Boing Boing 
June 14, 2012
The UK Conservative party is embroiled in a public internal squabble as its libertarian wing contemplates the “snoopers’ charter,” a proposed warrantless Internet spying bill that will require ISPs to store fantastic amounts of your online activity and make it accessible to police and government without a warrant, at a cost of billions of pounds that the ISPs can bill the government for. The Tories fought a nearly identical proposal from Labour in the last parliament. Home Secretary Theresa May has dismissed critics of the bill as “conspiracy theorists” who are unaccountably exercised over trivia like accountability, judicial review, and the principle of surveillance being limited to people who have done something suspicious. She says that these freedoms are only of use to “criminals, terrorists and paedophiles.”
Alan Travis writes in The Guardian:
May dismissed critics of the new powers, which will allow police and intelligence services to track Facebook, Twitter, email and other web use, as “conspiracy theorists”. She defended the 550,000 individual requests for data each year made by security officials as a vital tool to catch serious criminals and terrorists.
She told the Sun: “I just don’t understand why some people might criticise these proposals. I have no doubt conspiracy theorists will come up with some ridiculous claims about how these measures are an infringement of freedom. But without changing the law, the only freedom we would protect is that of criminals, terrorists and paedophiles…”

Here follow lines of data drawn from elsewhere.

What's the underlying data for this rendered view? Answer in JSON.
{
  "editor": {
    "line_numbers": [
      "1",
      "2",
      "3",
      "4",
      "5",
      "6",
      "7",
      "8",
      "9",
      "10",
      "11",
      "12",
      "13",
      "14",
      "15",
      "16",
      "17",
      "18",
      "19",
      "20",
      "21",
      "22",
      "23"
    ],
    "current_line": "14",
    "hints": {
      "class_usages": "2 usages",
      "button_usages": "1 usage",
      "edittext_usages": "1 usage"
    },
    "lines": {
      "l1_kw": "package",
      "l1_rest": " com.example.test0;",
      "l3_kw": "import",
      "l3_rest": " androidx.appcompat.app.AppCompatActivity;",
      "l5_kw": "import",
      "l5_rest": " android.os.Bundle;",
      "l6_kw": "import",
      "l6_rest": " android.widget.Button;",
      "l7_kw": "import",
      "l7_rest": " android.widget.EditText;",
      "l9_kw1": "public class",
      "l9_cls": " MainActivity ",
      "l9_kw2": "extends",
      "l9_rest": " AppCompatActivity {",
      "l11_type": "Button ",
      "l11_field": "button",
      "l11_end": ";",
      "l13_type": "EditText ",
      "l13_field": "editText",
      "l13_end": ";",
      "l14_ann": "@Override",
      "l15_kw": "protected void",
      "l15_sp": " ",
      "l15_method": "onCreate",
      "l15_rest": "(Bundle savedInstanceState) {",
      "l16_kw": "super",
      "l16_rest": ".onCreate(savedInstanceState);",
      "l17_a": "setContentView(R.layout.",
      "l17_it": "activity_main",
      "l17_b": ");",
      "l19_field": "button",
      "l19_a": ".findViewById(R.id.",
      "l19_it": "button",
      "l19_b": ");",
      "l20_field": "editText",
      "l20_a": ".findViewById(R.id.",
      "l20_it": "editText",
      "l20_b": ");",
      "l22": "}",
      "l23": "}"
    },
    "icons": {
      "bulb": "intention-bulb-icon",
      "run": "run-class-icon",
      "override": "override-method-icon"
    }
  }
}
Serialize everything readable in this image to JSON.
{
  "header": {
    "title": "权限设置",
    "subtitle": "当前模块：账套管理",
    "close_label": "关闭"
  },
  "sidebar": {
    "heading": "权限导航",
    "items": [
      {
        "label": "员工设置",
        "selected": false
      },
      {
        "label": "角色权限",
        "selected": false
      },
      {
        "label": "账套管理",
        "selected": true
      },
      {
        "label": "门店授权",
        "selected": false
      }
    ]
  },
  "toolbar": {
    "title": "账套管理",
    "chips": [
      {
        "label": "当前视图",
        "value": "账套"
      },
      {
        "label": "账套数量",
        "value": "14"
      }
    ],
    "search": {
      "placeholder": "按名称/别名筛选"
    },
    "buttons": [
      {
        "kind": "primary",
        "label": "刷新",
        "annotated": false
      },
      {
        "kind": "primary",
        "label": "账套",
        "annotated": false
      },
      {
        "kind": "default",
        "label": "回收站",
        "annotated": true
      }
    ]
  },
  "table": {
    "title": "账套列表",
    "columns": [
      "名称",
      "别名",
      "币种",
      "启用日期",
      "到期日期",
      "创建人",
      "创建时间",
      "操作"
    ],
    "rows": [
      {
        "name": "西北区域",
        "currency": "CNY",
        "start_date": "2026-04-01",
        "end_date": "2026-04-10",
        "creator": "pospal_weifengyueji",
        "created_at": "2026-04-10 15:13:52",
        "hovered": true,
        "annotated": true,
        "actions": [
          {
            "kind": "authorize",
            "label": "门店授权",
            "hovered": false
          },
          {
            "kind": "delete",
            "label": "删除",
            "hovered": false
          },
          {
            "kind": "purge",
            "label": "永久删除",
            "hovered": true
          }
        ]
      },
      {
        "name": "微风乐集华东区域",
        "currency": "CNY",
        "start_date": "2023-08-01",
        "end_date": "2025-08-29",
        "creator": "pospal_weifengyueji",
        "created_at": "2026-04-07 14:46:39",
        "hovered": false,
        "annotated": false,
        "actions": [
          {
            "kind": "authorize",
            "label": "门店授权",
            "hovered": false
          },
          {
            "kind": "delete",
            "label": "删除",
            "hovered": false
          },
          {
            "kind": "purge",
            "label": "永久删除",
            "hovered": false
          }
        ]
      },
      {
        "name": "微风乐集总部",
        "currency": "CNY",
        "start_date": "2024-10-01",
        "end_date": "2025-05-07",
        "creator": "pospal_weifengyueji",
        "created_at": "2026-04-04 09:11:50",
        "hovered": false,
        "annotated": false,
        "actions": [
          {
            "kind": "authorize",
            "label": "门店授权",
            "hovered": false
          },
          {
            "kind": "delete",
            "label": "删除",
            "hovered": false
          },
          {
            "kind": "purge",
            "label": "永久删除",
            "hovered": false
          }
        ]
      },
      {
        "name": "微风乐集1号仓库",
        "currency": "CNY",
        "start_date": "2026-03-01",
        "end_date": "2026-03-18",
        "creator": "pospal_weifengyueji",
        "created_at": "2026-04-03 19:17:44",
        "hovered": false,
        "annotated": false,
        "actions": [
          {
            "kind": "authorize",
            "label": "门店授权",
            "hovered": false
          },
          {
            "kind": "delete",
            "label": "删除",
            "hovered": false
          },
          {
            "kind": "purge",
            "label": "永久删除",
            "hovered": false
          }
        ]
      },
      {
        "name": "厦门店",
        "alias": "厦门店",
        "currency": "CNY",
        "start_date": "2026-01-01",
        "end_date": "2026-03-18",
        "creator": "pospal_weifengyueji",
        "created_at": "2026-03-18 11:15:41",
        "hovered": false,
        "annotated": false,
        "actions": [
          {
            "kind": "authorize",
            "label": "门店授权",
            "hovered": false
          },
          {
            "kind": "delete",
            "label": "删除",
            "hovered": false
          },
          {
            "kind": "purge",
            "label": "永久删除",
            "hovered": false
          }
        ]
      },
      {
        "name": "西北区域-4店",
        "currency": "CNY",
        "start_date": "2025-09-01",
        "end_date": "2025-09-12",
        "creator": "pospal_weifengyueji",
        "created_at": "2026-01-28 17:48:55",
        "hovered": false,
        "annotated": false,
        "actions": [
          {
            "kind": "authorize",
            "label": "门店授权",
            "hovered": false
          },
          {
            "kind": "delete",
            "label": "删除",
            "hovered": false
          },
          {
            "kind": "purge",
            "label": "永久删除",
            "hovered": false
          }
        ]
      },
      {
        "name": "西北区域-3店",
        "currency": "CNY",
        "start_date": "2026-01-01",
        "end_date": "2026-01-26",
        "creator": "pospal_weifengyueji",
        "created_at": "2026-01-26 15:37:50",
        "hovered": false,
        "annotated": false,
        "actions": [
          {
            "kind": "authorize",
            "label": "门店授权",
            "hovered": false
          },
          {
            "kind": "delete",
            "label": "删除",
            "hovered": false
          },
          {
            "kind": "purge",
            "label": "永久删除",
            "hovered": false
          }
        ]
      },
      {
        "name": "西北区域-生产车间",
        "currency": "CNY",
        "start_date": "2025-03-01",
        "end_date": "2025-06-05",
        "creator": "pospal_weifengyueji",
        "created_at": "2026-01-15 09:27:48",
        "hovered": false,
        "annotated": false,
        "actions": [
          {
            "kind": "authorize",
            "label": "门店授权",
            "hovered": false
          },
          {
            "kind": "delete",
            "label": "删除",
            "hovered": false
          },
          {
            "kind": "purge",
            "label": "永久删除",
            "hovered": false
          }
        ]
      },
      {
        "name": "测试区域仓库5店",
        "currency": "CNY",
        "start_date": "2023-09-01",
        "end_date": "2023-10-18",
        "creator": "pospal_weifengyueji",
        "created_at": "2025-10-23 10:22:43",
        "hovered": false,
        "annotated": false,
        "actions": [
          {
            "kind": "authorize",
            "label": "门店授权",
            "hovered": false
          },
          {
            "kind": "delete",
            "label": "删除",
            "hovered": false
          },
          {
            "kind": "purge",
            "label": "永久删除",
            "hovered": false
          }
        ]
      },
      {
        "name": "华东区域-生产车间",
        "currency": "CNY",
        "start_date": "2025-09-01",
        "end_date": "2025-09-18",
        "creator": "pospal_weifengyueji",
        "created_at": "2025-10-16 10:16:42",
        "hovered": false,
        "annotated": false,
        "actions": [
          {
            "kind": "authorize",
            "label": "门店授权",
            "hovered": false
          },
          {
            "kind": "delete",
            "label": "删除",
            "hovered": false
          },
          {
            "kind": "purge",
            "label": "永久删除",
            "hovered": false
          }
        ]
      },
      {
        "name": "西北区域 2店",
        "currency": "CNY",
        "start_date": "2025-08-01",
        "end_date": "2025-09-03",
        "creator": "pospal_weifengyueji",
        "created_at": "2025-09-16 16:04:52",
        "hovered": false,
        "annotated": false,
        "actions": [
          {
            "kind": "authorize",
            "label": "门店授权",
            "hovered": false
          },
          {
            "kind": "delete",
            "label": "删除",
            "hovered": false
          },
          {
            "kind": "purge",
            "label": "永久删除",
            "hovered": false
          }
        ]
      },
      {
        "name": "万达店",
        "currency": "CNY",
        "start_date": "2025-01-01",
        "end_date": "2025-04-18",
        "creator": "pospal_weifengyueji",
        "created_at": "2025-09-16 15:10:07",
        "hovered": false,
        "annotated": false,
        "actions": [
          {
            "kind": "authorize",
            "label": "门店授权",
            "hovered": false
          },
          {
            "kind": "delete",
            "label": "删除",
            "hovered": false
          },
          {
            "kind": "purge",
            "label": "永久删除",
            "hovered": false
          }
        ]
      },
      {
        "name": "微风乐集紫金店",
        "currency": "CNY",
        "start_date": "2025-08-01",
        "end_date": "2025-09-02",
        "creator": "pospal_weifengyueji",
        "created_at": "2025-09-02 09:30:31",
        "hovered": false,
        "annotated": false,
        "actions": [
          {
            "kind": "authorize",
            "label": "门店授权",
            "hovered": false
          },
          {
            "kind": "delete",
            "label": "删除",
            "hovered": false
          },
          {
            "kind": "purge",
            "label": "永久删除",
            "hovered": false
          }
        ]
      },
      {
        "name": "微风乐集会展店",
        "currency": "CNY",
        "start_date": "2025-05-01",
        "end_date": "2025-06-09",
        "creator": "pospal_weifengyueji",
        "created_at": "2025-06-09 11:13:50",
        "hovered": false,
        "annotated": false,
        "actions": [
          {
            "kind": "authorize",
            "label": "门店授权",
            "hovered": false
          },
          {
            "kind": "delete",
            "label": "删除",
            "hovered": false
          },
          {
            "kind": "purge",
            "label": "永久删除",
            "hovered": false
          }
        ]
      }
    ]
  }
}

“It’s not content, but it’s incredibly intrusive,” [former Conservative shadow home secretary, David] Davis told BBC Radio 4’s Today programme. “If they really want to do things like this – and we all accept they use data to catch criminals – get a warrant. Get a judge to sign a warrant, not the guy at the next desk, not somebody else in the same organisation.”
38 Degrees has an online petition  to stop the proposal, which stands at over 164,000 right now.